WHAT THIS TASK INVOLVES: A faithful, complete copy of the entries below is required, with images removed.

GIVEN INFORMATION:
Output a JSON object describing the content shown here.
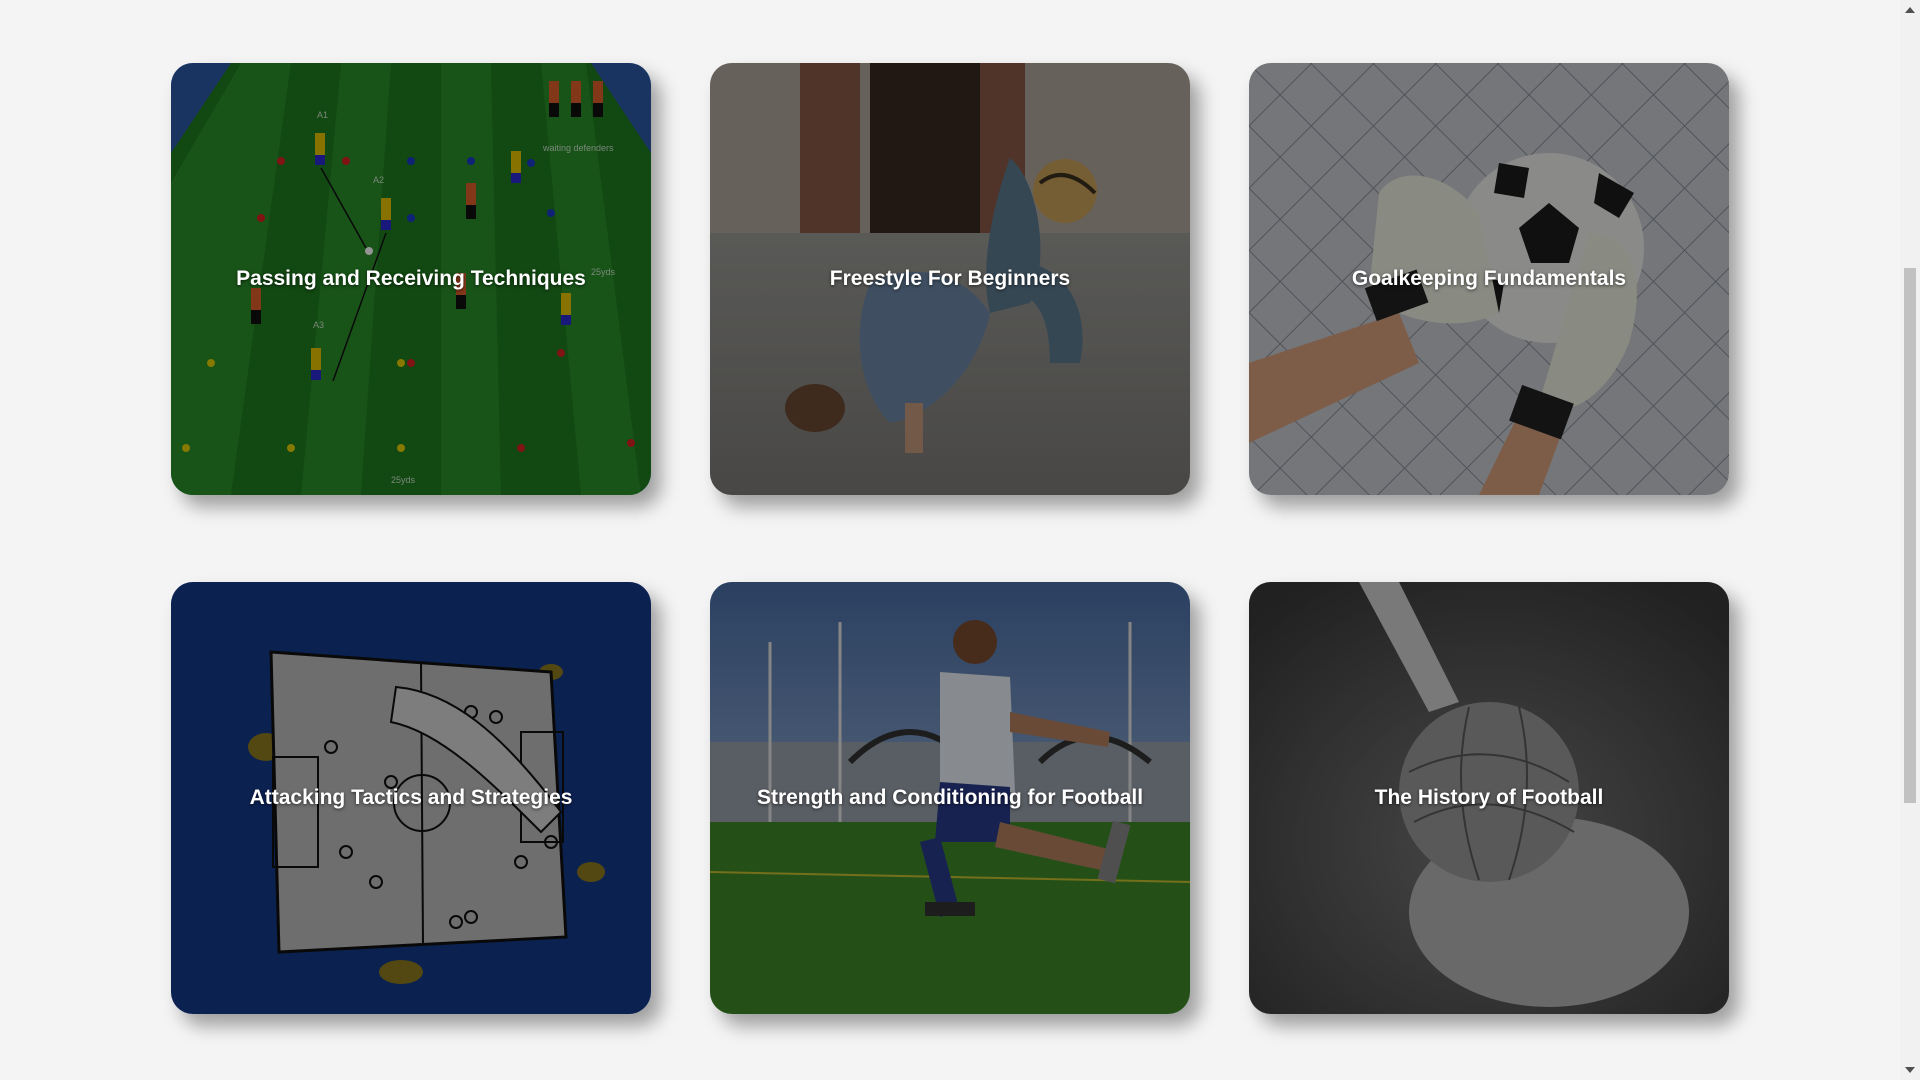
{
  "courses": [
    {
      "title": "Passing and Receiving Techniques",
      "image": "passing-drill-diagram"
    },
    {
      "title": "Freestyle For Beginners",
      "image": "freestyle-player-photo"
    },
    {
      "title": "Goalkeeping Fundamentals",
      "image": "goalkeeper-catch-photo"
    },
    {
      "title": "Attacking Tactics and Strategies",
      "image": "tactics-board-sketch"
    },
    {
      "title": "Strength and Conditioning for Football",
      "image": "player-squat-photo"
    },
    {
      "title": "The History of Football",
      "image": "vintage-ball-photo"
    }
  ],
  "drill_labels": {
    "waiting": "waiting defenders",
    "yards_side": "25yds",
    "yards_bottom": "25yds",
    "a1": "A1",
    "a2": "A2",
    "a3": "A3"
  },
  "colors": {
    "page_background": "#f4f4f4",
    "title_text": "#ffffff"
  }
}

RESPONSE AREA:
Output a JSON object describing the content shown here.
{
  "courses": [
    {
      "title": "Passing and Receiving Techniques",
      "image": "passing-drill-diagram"
    },
    {
      "title": "Freestyle For Beginners",
      "image": "freestyle-player-photo"
    },
    {
      "title": "Goalkeeping Fundamentals",
      "image": "goalkeeper-catch-photo"
    },
    {
      "title": "Attacking Tactics and Strategies",
      "image": "tactics-board-sketch"
    },
    {
      "title": "Strength and Conditioning for Football",
      "image": "player-squat-photo"
    },
    {
      "title": "The History of Football",
      "image": "vintage-ball-photo"
    }
  ],
  "drill_labels": {
    "waiting": "waiting defenders",
    "yards_side": "25yds",
    "yards_bottom": "25yds",
    "a1": "A1",
    "a2": "A2",
    "a3": "A3"
  },
  "colors": {
    "page_background": "#f4f4f4",
    "title_text": "#ffffff"
  }
}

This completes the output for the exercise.